[Task directions]
From the listing below, copy each line that holds "Local".

[Data to process]

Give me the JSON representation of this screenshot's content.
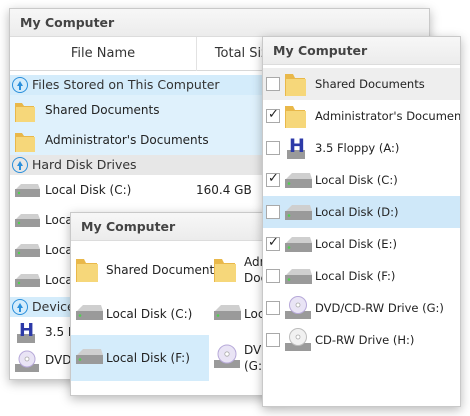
{
  "windows": {
    "details": {
      "title": "My Computer",
      "columns": {
        "name": "File Name",
        "size": "Total Size"
      },
      "groups": {
        "stored": "Files Stored on This Computer",
        "hdd": "Hard Disk Drives",
        "removable": "Devices with Removable Storage"
      },
      "rows": {
        "shared": "Shared Documents",
        "admin": "Administrator's Documents",
        "c": {
          "name": "Local Disk (C:)",
          "size": "160.4 GB"
        },
        "d": "Local Disk (D:)",
        "e": "Local Disk (E:)",
        "f": "Local Disk (F:)",
        "floppy": "3.5 Floppy (A:)",
        "dvd": "DVD/CD-RW Drive (G:)"
      }
    },
    "icons": {
      "title": "My Computer",
      "tiles": {
        "shared": "Shared Documents",
        "admin_line1": "Administrator's",
        "admin_line2": "Documents",
        "c": "Local Disk (C:)",
        "d": "Local Disk (D:)",
        "f": "Local Disk (F:)",
        "dvd_line1": "DVD/CD-RW Drive",
        "dvd_line2": "(G:)"
      }
    },
    "checklist": {
      "title": "My Computer",
      "items": [
        {
          "label": "Shared Documents",
          "checked": false,
          "icon": "folder-icon"
        },
        {
          "label": "Administrator's Documents",
          "checked": true,
          "icon": "folder-icon"
        },
        {
          "label": "3.5 Floppy (A:)",
          "checked": false,
          "icon": "floppy-icon"
        },
        {
          "label": "Local Disk (C:)",
          "checked": true,
          "icon": "hard-disk-icon"
        },
        {
          "label": "Local Disk (D:)",
          "checked": false,
          "icon": "hard-disk-icon"
        },
        {
          "label": "Local Disk (E:)",
          "checked": true,
          "icon": "hard-disk-icon"
        },
        {
          "label": "Local Disk (F:)",
          "checked": false,
          "icon": "hard-disk-icon"
        },
        {
          "label": "DVD/CD-RW Drive (G:)",
          "checked": false,
          "icon": "dvd-drive-icon"
        },
        {
          "label": "CD-RW Drive (H:)",
          "checked": false,
          "icon": "cd-drive-icon"
        }
      ]
    }
  },
  "colors": {
    "selection": "#d4ecfb",
    "accent": "#2a8fdb",
    "folder": "#f3cf6b"
  }
}
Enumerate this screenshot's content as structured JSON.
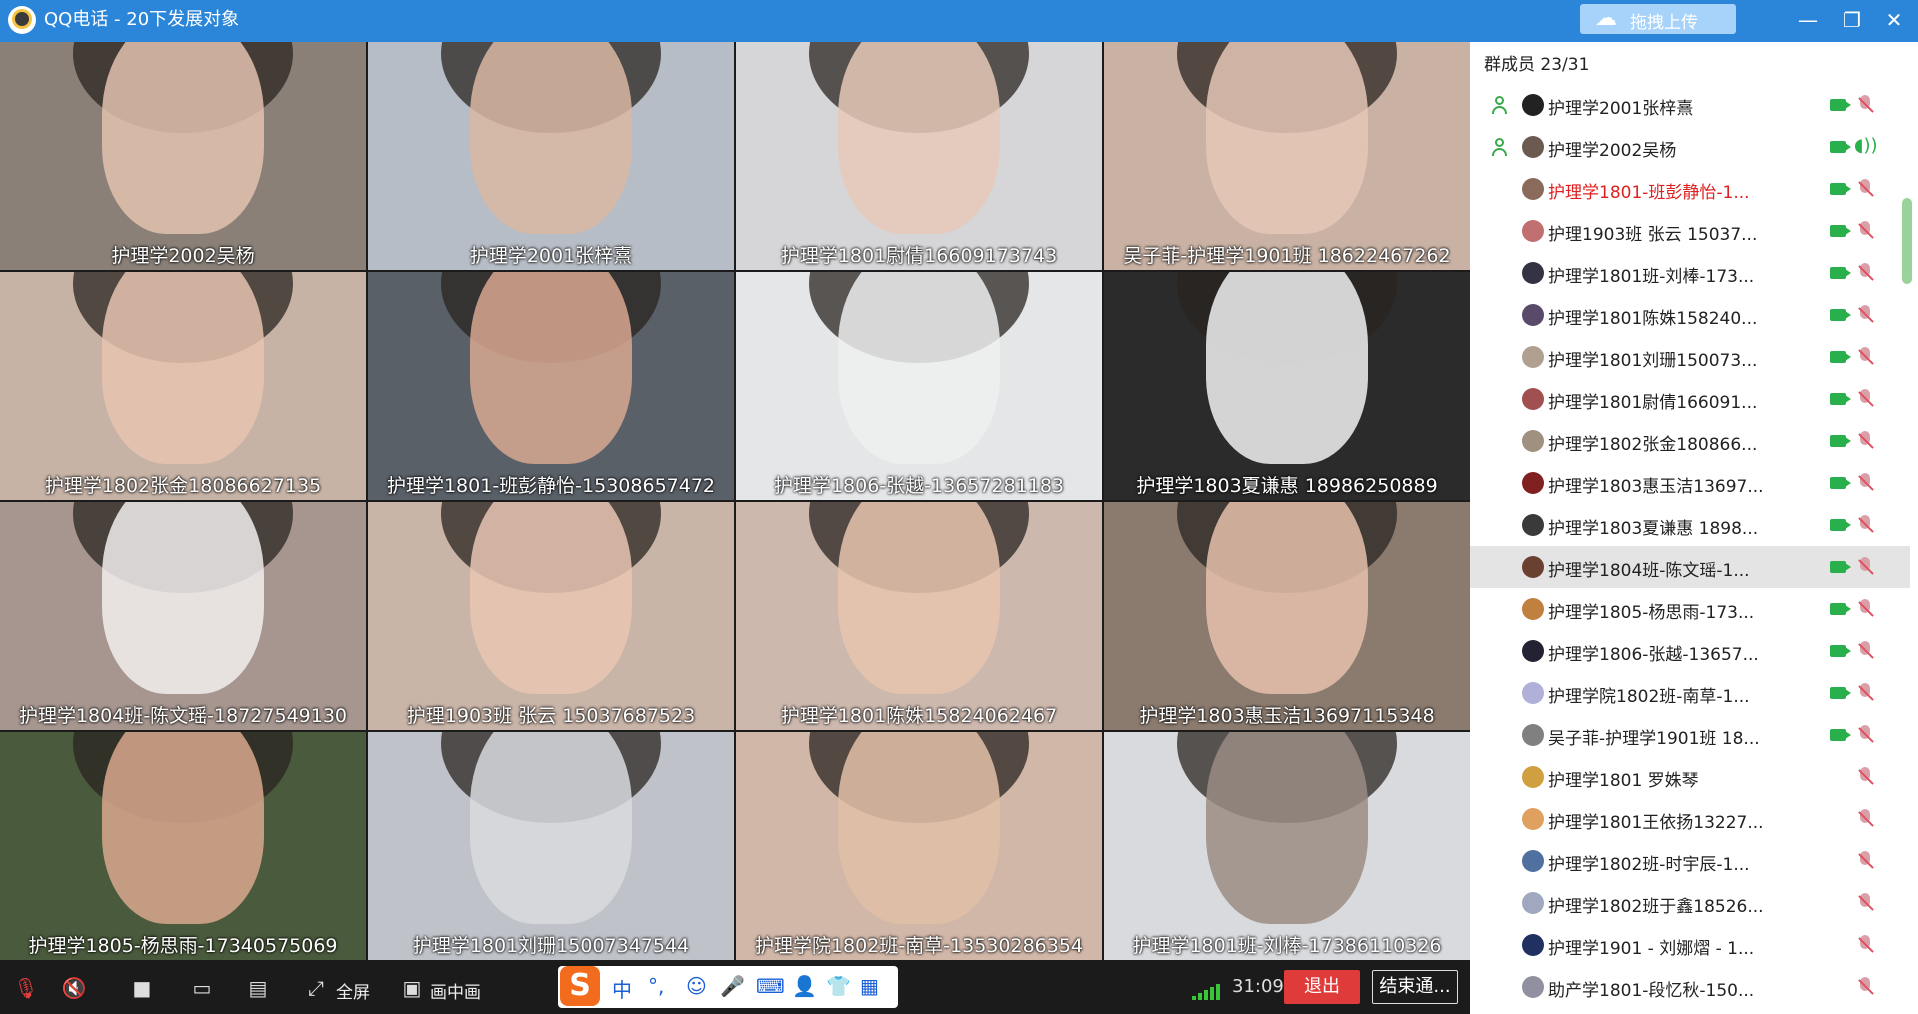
{
  "window": {
    "title": "QQ电话 - 20下发展对象",
    "upload_label": "拖拽上传",
    "minimize": "—",
    "restore": "❐",
    "close": "✕"
  },
  "tiles": [
    {
      "name": "护理学2002吴杨",
      "bg": "#8a8078",
      "face": "#e2c2ae"
    },
    {
      "name": "护理学2001张梓熹",
      "bg": "#b7bdc6",
      "face": "#d9b7a2"
    },
    {
      "name": "护理学1801尉倩16609173743",
      "bg": "#d6d6d8",
      "face": "#e6c9b8"
    },
    {
      "name": "吴子菲-护理学1901班 18622467262",
      "bg": "#c9b2a4",
      "face": "#e5c7b6"
    },
    {
      "name": "护理学1802张金18086627135",
      "bg": "#c7b3a6",
      "face": "#e6c4b0"
    },
    {
      "name": "护理学1801-班彭静怡-15308657472",
      "bg": "#5a6068",
      "face": "#d8a892"
    },
    {
      "name": "护理学1806-张越-13657281183",
      "bg": "#e5e6e8",
      "face": "#eeeeee"
    },
    {
      "name": "护理学1803夏谦惠 18986250889",
      "bg": "#2b2b2b",
      "face": "#f2f2f2"
    },
    {
      "name": "护理学1804班-陈文瑶-18727549130",
      "bg": "#a6968f",
      "face": "#f2efee"
    },
    {
      "name": "护理1903班 张云 15037687523",
      "bg": "#c9b4a8",
      "face": "#e9c6b3"
    },
    {
      "name": "护理学1801陈姝15824062467",
      "bg": "#cdb8ae",
      "face": "#e8c4ae"
    },
    {
      "name": "护理学1803惠玉洁13697115348",
      "bg": "#8b7b6f",
      "face": "#e5c1ad"
    },
    {
      "name": "护理学1805-杨思雨-17340575069",
      "bg": "#4a5a3c",
      "face": "#d9a88e"
    },
    {
      "name": "护理学1801刘珊15007347544",
      "bg": "#bfc3c9",
      "face": "#d8dade"
    },
    {
      "name": "护理学院1802班-南草-13530286354",
      "bg": "#d1b7a8",
      "face": "#e2c0a8"
    },
    {
      "name": "护理学1801班-刘棒-17386110326",
      "bg": "#d9dadd",
      "face": "#9a8c84"
    }
  ],
  "members_count": "群成员 23/31",
  "members": [
    {
      "name": "护理学2001张梓熹",
      "host": true,
      "cam": true,
      "state": "muted",
      "red": false,
      "avatar": "#222"
    },
    {
      "name": "护理学2002吴杨",
      "host": true,
      "cam": true,
      "state": "speaking",
      "red": false,
      "avatar": "#6a5a50"
    },
    {
      "name": "护理学1801-班彭静怡-1...",
      "host": false,
      "cam": true,
      "state": "muted",
      "red": true,
      "avatar": "#8a6a5a"
    },
    {
      "name": "护理1903班 张云 15037...",
      "host": false,
      "cam": true,
      "state": "muted",
      "red": false,
      "avatar": "#c07070"
    },
    {
      "name": "护理学1801班-刘棒-173...",
      "host": false,
      "cam": true,
      "state": "muted",
      "red": false,
      "avatar": "#334"
    },
    {
      "name": "护理学1801陈姝158240...",
      "host": false,
      "cam": true,
      "state": "muted",
      "red": false,
      "avatar": "#5a4a6a"
    },
    {
      "name": "护理学1801刘珊150073...",
      "host": false,
      "cam": true,
      "state": "muted",
      "red": false,
      "avatar": "#b0a090"
    },
    {
      "name": "护理学1801尉倩166091...",
      "host": false,
      "cam": true,
      "state": "muted",
      "red": false,
      "avatar": "#a05050"
    },
    {
      "name": "护理学1802张金180866...",
      "host": false,
      "cam": true,
      "state": "muted",
      "red": false,
      "avatar": "#a09080"
    },
    {
      "name": "护理学1803惠玉洁13697...",
      "host": false,
      "cam": true,
      "state": "muted",
      "red": false,
      "avatar": "#802020"
    },
    {
      "name": "护理学1803夏谦惠 1898...",
      "host": false,
      "cam": true,
      "state": "muted",
      "red": false,
      "avatar": "#3a3a3a"
    },
    {
      "name": "护理学1804班-陈文瑶-1...",
      "host": false,
      "cam": true,
      "state": "muted",
      "red": false,
      "avatar": "#6a4030",
      "selected": true
    },
    {
      "name": "护理学1805-杨思雨-173...",
      "host": false,
      "cam": true,
      "state": "muted",
      "red": false,
      "avatar": "#c08040"
    },
    {
      "name": "护理学1806-张越-13657...",
      "host": false,
      "cam": true,
      "state": "muted",
      "red": false,
      "avatar": "#223"
    },
    {
      "name": "护理学院1802班-南草-1...",
      "host": false,
      "cam": true,
      "state": "muted",
      "red": false,
      "avatar": "#b0b0d8"
    },
    {
      "name": "吴子菲-护理学1901班 18...",
      "host": false,
      "cam": true,
      "state": "muted",
      "red": false,
      "avatar": "#808080"
    },
    {
      "name": "护理学1801 罗姝琴",
      "host": false,
      "cam": false,
      "state": "muted",
      "red": false,
      "avatar": "#d0a040"
    },
    {
      "name": "护理学1801王依扬13227...",
      "host": false,
      "cam": false,
      "state": "muted",
      "red": false,
      "avatar": "#e0a060"
    },
    {
      "name": "护理学1802班-时宇辰-1...",
      "host": false,
      "cam": false,
      "state": "muted",
      "red": false,
      "avatar": "#5070a0"
    },
    {
      "name": "护理学1802班于鑫18526...",
      "host": false,
      "cam": false,
      "state": "muted",
      "red": false,
      "avatar": "#a0a8c0"
    },
    {
      "name": "护理学1901 - 刘娜熠 - 1...",
      "host": false,
      "cam": false,
      "state": "muted",
      "red": false,
      "avatar": "#203060"
    },
    {
      "name": "助产学1801-段忆秋-150...",
      "host": false,
      "cam": false,
      "state": "muted",
      "red": false,
      "avatar": "#9090a0"
    }
  ],
  "controls": {
    "fullscreen": "全屏",
    "pip": "画中画",
    "time": "31:09",
    "exit": "退出",
    "end_call": "结束通..."
  },
  "ime": {
    "logo": "S",
    "items": [
      "中",
      "°,",
      "☺",
      "🎤",
      "⌨",
      "👤",
      "👕",
      "▦"
    ]
  }
}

[Task solution]
          "name": "Local Disk (C:)",
        "d": "Local Disk (D:)",
        "e": "Local Disk (E:)",
        "f": "Local Disk (F:)",
        "c": "Local Disk (C:)",
        "d": "Local Disk (D:)",
        "f": "Local Disk (F:)",
          "label": "Local Disk (C:)",
          "label": "Local Disk (D:)",
          "label": "Local Disk (E:)",
          "label": "Local Disk (F:)",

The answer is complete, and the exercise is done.